* About this task:
Retype every record below exactly as it is written.

* Records for the exercise:
......
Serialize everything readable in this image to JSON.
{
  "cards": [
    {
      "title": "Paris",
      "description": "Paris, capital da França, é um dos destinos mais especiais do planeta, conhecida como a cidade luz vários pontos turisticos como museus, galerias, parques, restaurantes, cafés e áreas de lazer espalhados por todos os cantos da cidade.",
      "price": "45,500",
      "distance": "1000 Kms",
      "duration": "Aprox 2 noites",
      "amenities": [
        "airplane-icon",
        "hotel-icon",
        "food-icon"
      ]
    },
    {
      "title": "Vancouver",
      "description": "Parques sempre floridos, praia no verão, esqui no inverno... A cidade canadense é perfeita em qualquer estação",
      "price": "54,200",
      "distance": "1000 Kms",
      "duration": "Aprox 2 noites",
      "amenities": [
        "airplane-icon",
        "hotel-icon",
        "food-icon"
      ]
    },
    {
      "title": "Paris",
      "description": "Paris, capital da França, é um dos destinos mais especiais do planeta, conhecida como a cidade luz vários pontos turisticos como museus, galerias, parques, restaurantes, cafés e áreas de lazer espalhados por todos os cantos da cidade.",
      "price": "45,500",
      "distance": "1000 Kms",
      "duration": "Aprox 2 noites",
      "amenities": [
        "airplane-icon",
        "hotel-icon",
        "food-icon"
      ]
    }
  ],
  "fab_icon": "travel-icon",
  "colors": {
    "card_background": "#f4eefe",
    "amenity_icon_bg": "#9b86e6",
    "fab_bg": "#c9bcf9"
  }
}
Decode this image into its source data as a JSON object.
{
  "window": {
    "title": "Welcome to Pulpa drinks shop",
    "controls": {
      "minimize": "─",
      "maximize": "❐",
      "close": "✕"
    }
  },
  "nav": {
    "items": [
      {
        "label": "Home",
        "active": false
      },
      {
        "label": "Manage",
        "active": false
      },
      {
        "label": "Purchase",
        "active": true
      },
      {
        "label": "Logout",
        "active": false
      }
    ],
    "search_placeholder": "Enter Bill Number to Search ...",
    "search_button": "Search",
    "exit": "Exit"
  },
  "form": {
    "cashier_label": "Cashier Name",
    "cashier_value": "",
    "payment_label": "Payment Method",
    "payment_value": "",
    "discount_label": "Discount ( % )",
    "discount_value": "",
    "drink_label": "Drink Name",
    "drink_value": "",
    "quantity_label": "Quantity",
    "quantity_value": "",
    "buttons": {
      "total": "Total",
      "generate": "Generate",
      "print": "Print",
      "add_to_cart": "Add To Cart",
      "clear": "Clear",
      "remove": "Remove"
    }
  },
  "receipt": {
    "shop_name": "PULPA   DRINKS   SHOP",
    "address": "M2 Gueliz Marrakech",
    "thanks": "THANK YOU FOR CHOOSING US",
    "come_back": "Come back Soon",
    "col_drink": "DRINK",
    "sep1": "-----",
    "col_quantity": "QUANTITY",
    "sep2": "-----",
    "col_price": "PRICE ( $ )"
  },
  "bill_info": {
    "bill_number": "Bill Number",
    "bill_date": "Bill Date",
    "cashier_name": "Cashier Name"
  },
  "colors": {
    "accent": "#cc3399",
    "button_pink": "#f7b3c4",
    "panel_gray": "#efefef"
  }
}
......
* Written response:
Serialize everything readable in this image to JSON.
{
  "cards": [
    {
      "title": "Paris",
      "description": "Paris, capital da França, é um dos destinos mais especiais do planeta, conhecida como a cidade luz vários pontos turisticos como museus, galerias, parques, restaurantes, cafés e áreas de lazer espalhados por todos os cantos da cidade.",
      "price": "45,500",
      "distance": "1000 Kms",
      "duration": "Aprox 2 noites",
      "amenities": [
        "airplane-icon",
        "hotel-icon",
        "food-icon"
      ]
    },
    {
      "title": "Vancouver",
      "description": "Parques sempre floridos, praia no verão, esqui no inverno... A cidade canadense é perfeita em qualquer estação",
      "price": "54,200",
      "distance": "1000 Kms",
      "duration": "Aprox 2 noites",
      "amenities": [
        "airplane-icon",
        "hotel-icon",
        "food-icon"
      ]
    },
    {
      "title": "Paris",
      "description": "Paris, capital da França, é um dos destinos mais especiais do planeta, conhecida como a cidade luz vários pontos turisticos como museus, galerias, parques, restaurantes, cafés e áreas de lazer espalhados por todos os cantos da cidade.",
      "price": "45,500",
      "distance": "1000 Kms",
      "duration": "Aprox 2 noites",
      "amenities": [
        "airplane-icon",
        "hotel-icon",
        "food-icon"
      ]
    }
  ],
  "fab_icon": "travel-icon",
  "colors": {
    "card_background": "#f4eefe",
    "amenity_icon_bg": "#9b86e6",
    "fab_bg": "#c9bcf9"
  }
}
Decode this image into its source data as a JSON object.
{
  "window": {
    "title": "Welcome to Pulpa drinks shop",
    "controls": {
      "minimize": "─",
      "maximize": "❐",
      "close": "✕"
    }
  },
  "nav": {
    "items": [
      {
        "label": "Home",
        "active": false
      },
      {
        "label": "Manage",
        "active": false
      },
      {
        "label": "Purchase",
        "active": true
      },
      {
        "label": "Logout",
        "active": false
      }
    ],
    "search_placeholder": "Enter Bill Number to Search ...",
    "search_button": "Search",
    "exit": "Exit"
  },
  "form": {
    "cashier_label": "Cashier Name",
    "cashier_value": "",
    "payment_label": "Payment Method",
    "payment_value": "",
    "discount_label": "Discount ( % )",
    "discount_value": "",
    "drink_label": "Drink Name",
    "drink_value": "",
    "quantity_label": "Quantity",
    "quantity_value": "",
    "buttons": {
      "total": "Total",
      "generate": "Generate",
      "print": "Print",
      "add_to_cart": "Add To Cart",
      "clear": "Clear",
      "remove": "Remove"
    }
  },
  "receipt": {
    "shop_name": "PULPA   DRINKS   SHOP",
    "address": "M2 Gueliz Marrakech",
    "thanks": "THANK YOU FOR CHOOSING US",
    "come_back": "Come back Soon",
    "col_drink": "DRINK",
    "sep1": "-----",
    "col_quantity": "QUANTITY",
    "sep2": "-----",
    "col_price": "PRICE ( $ )"
  },
  "bill_info": {
    "bill_number": "Bill Number",
    "bill_date": "Bill Date",
    "cashier_name": "Cashier Name"
  },
  "colors": {
    "accent": "#cc3399",
    "button_pink": "#f7b3c4",
    "panel_gray": "#efefef"
  }
}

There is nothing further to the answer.